See more: The Public Poster Project
Master Prankster Rob Cockerham and his friends around the country recently added some extra signage to the sheds on display in their local Home Depot parking lots.
Home Depot, forced to lure customers inside without glitzy display windows, seed the warehouse perimeter with their products. This is only practical with hard-to-shoplift items, such as bags of steer manure and storage sheds.
Unfortunately, these sun-baked displays are all but abandoned by the sales staff, and must rely on graphics and signage to speak to their potential customers.
Despite an ambitious number of signs, I felt my local home depot wasn’t addressing some of the strongest benefits of owning a garden/storage/privacy shed/mini-garage/closet. I decided to make some new signs and try them out!
With nine eager volunteers poised to help, I sent signs to try out across the country.
Read all about it: The Shed Prank
For their latest mission, 20 Improv Everywhere agents personally welcomed home total strangers at JFK airport. Grabbing first and last names from car driver signs, they greeted strangers with personalized posters, flowers, balloons, and a 10-foot wide banner reading, “Welcome Back.”

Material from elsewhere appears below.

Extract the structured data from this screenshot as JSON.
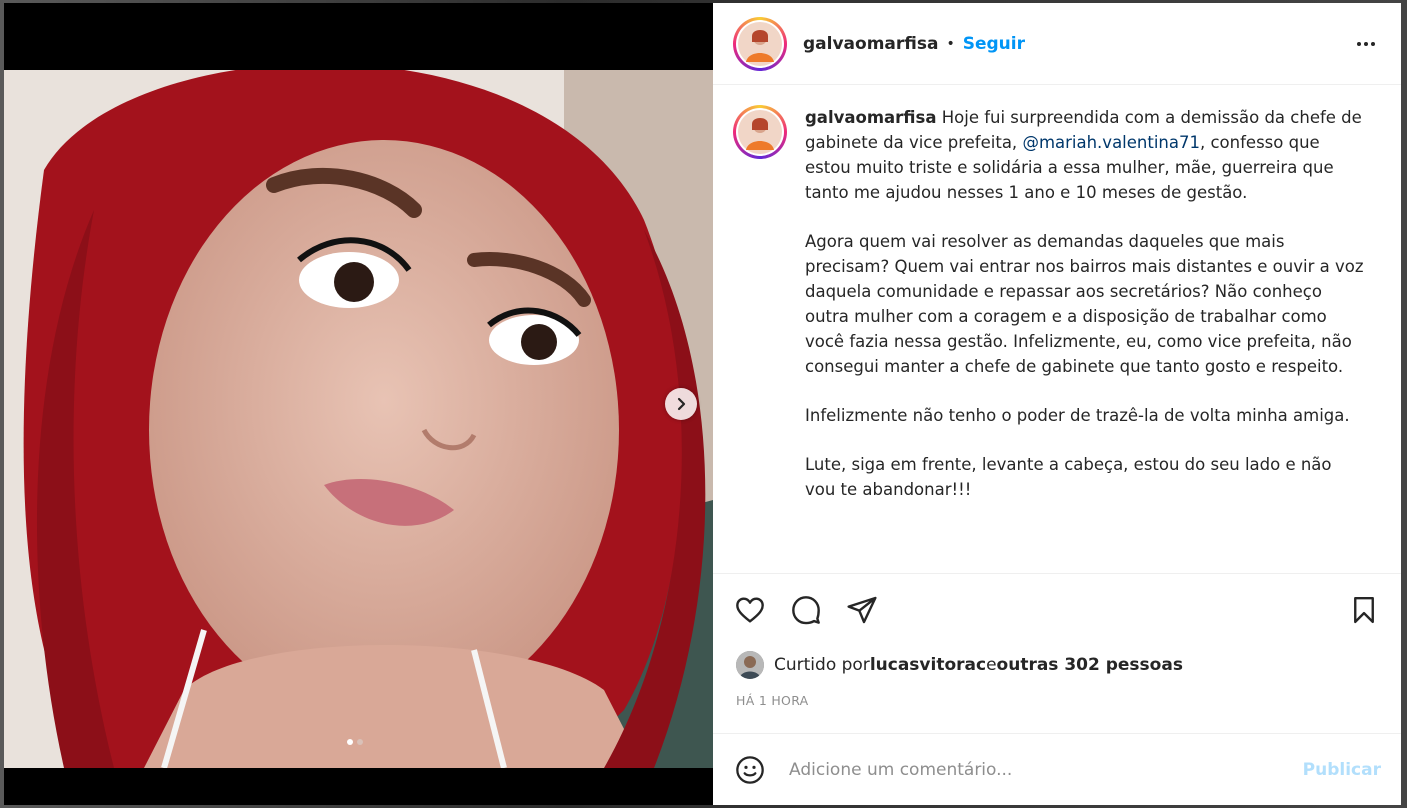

Montreal group Les Fourmis came up with a clever use for campaign signs after the recent Canadian election– turn them into birdhouses and put them up around the city. I wonder how many millions of campaign signs there are in the US right now heading to a landfill?
Some clever pranksters managed to get this sign onto MSNBC’s coverage of the DNC on Monday night. I saw it live and found it quite hilarious. I found it a little less funny when I realized the DNC was taking place at the Pepsi Center (I thought it was a total non-sequitur,) but it’s still awesome to see something this silly in a crowd otherwise filled with 9/11 conspiracy theorists.
Today’s post is the first in what will be an ongoing series where we flashback and take a look at awesome projects that while not new, are hopefully new to our readers. If not, enjoy a good idea for the second time or keep moving to the next post.
The Hooter’s Hoax took place in New York over President’s day weekend in 2006. The much loved Second Avenue Deli (a landmark for over 50 years,) had just closed in the East Village. John Grady and Mark Nickelsburg quietly put up a sign on the establishment’s front door in the middle of the night announcing a Hooters location would be soon opening. Clearly this was not going to sit well with the locals. The next day people stopped in their tracks to get a closer look at the sign, and a firestorm of speculation erupted on several NYC blogs. Some bloggers guessed it was a hoax, and others started protest sites to “stop Hooters.”
Because I inadvertently pulled the prank over a three day holiday weekend (President’s Day) it had unintended consequences: the Hooters main office was not open to take calls from concerned East Village neighbors. Also, Hooters has a policy that it cannot confirm or deny where or when they are opening a new restaurant. Maybe because people would protest? I don’t know, but that definitely added fuel to the fire, when they started fielding calls and emails when they returned to the office that Tuesday.
Eventually the pranksters came clean on eater.com and the controversy came to an end. The Second Avenue Deli moved to 33rd Street, and Hooters still maintains its one New York location in midtown.
Do you know of a classic urban prank that we should cover? Let us know about it!